Dataset rows describing interfaces:
——————

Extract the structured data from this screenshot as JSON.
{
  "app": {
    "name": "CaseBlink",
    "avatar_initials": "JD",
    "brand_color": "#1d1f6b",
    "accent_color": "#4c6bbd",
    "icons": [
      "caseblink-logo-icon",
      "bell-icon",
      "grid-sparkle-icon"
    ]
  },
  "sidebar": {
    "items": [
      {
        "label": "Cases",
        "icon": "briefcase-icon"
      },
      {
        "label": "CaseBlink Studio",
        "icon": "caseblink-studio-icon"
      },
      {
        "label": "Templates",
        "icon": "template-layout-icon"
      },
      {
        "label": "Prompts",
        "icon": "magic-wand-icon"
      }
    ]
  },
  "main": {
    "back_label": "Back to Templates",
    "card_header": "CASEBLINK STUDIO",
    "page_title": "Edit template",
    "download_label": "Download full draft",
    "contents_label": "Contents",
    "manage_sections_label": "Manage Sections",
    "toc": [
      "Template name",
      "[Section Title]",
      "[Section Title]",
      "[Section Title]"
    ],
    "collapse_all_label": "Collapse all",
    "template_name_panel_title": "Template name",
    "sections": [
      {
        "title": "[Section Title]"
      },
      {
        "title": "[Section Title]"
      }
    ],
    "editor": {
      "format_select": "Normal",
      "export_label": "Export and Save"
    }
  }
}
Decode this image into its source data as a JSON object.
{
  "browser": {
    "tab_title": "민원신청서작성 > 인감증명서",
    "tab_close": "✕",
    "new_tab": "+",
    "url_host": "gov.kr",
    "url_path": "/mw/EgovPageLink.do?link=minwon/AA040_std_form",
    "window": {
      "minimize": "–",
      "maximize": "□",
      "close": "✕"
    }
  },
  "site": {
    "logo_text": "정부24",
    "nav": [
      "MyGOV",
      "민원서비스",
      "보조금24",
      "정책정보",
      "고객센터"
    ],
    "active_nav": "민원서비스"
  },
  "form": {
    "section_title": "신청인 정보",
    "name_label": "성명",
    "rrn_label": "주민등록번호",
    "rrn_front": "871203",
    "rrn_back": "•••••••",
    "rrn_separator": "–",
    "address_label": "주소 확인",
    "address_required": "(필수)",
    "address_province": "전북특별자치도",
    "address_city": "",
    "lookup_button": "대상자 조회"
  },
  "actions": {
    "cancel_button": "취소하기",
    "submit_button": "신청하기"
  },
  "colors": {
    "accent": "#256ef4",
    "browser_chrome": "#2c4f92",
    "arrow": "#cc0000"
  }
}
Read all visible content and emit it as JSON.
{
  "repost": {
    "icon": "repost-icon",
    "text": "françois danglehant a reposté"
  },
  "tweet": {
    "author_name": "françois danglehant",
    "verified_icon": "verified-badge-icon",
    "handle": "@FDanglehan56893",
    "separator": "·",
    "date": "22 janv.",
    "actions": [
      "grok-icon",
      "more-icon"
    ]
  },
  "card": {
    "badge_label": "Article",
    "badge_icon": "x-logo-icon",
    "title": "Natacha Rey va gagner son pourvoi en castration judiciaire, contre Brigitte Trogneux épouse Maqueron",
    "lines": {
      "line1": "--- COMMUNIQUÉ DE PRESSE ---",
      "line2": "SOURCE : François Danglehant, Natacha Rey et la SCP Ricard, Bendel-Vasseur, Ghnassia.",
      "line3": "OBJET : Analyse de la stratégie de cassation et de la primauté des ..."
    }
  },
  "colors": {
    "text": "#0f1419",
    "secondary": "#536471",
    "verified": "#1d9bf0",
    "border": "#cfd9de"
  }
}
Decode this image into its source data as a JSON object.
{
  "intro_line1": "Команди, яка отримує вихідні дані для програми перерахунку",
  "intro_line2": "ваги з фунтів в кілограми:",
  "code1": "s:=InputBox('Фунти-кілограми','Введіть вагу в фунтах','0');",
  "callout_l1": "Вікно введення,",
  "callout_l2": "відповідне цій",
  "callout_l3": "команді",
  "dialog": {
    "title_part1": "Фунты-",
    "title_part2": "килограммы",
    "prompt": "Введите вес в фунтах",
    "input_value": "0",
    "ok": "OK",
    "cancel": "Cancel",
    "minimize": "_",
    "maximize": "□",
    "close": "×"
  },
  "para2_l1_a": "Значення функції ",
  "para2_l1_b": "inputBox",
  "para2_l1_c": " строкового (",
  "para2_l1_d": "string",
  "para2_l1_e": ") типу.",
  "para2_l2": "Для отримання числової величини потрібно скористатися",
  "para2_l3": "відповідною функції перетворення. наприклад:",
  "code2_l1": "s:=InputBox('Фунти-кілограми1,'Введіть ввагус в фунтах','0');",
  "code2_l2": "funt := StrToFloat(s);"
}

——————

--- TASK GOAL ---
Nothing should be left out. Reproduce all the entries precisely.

--- EXERCISE RESPONSE ---
Extract the structured data from this screenshot as JSON.
{
  "app": {
    "name": "CaseBlink",
    "avatar_initials": "JD",
    "brand_color": "#1d1f6b",
    "accent_color": "#4c6bbd",
    "icons": [
      "caseblink-logo-icon",
      "bell-icon",
      "grid-sparkle-icon"
    ]
  },
  "sidebar": {
    "items": [
      {
        "label": "Cases",
        "icon": "briefcase-icon"
      },
      {
        "label": "CaseBlink Studio",
        "icon": "caseblink-studio-icon"
      },
      {
        "label": "Templates",
        "icon": "template-layout-icon"
      },
      {
        "label": "Prompts",
        "icon": "magic-wand-icon"
      }
    ]
  },
  "main": {
    "back_label": "Back to Templates",
    "card_header": "CASEBLINK STUDIO",
    "page_title": "Edit template",
    "download_label": "Download full draft",
    "contents_label": "Contents",
    "manage_sections_label": "Manage Sections",
    "toc": [
      "Template name",
      "[Section Title]",
      "[Section Title]",
      "[Section Title]"
    ],
    "collapse_all_label": "Collapse all",
    "template_name_panel_title": "Template name",
    "sections": [
      {
        "title": "[Section Title]"
      },
      {
        "title": "[Section Title]"
      }
    ],
    "editor": {
      "format_select": "Normal",
      "export_label": "Export and Save"
    }
  }
}
Decode this image into its source data as a JSON object.
{
  "browser": {
    "tab_title": "민원신청서작성 > 인감증명서",
    "tab_close": "✕",
    "new_tab": "+",
    "url_host": "gov.kr",
    "url_path": "/mw/EgovPageLink.do?link=minwon/AA040_std_form",
    "window": {
      "minimize": "–",
      "maximize": "□",
      "close": "✕"
    }
  },
  "site": {
    "logo_text": "정부24",
    "nav": [
      "MyGOV",
      "민원서비스",
      "보조금24",
      "정책정보",
      "고객센터"
    ],
    "active_nav": "민원서비스"
  },
  "form": {
    "section_title": "신청인 정보",
    "name_label": "성명",
    "rrn_label": "주민등록번호",
    "rrn_front": "871203",
    "rrn_back": "•••••••",
    "rrn_separator": "–",
    "address_label": "주소 확인",
    "address_required": "(필수)",
    "address_province": "전북특별자치도",
    "address_city": "",
    "lookup_button": "대상자 조회"
  },
  "actions": {
    "cancel_button": "취소하기",
    "submit_button": "신청하기"
  },
  "colors": {
    "accent": "#256ef4",
    "browser_chrome": "#2c4f92",
    "arrow": "#cc0000"
  }
}
Read all visible content and emit it as JSON.
{
  "repost": {
    "icon": "repost-icon",
    "text": "françois danglehant a reposté"
  },
  "tweet": {
    "author_name": "françois danglehant",
    "verified_icon": "verified-badge-icon",
    "handle": "@FDanglehan56893",
    "separator": "·",
    "date": "22 janv.",
    "actions": [
      "grok-icon",
      "more-icon"
    ]
  },
  "card": {
    "badge_label": "Article",
    "badge_icon": "x-logo-icon",
    "title": "Natacha Rey va gagner son pourvoi en castration judiciaire, contre Brigitte Trogneux épouse Maqueron",
    "lines": {
      "line1": "--- COMMUNIQUÉ DE PRESSE ---",
      "line2": "SOURCE : François Danglehant, Natacha Rey et la SCP Ricard, Bendel-Vasseur, Ghnassia.",
      "line3": "OBJET : Analyse de la stratégie de cassation et de la primauté des ..."
    }
  },
  "colors": {
    "text": "#0f1419",
    "secondary": "#536471",
    "verified": "#1d9bf0",
    "border": "#cfd9de"
  }
}
Decode this image into its source data as a JSON object.
{
  "intro_line1": "Команди, яка отримує вихідні дані для програми перерахунку",
  "intro_line2": "ваги з фунтів в кілограми:",
  "code1": "s:=InputBox('Фунти-кілограми','Введіть вагу в фунтах','0');",
  "callout_l1": "Вікно введення,",
  "callout_l2": "відповідне цій",
  "callout_l3": "команді",
  "dialog": {
    "title_part1": "Фунты-",
    "title_part2": "килограммы",
    "prompt": "Введите вес в фунтах",
    "input_value": "0",
    "ok": "OK",
    "cancel": "Cancel",
    "minimize": "_",
    "maximize": "□",
    "close": "×"
  },
  "para2_l1_a": "Значення функції ",
  "para2_l1_b": "inputBox",
  "para2_l1_c": " строкового (",
  "para2_l1_d": "string",
  "para2_l1_e": ") типу.",
  "para2_l2": "Для отримання числової величини потрібно скористатися",
  "para2_l3": "відповідною функції перетворення. наприклад:",
  "code2_l1": "s:=InputBox('Фунти-кілограми1,'Введіть ввагус в фунтах','0');",
  "code2_l2": "funt := StrToFloat(s);"
}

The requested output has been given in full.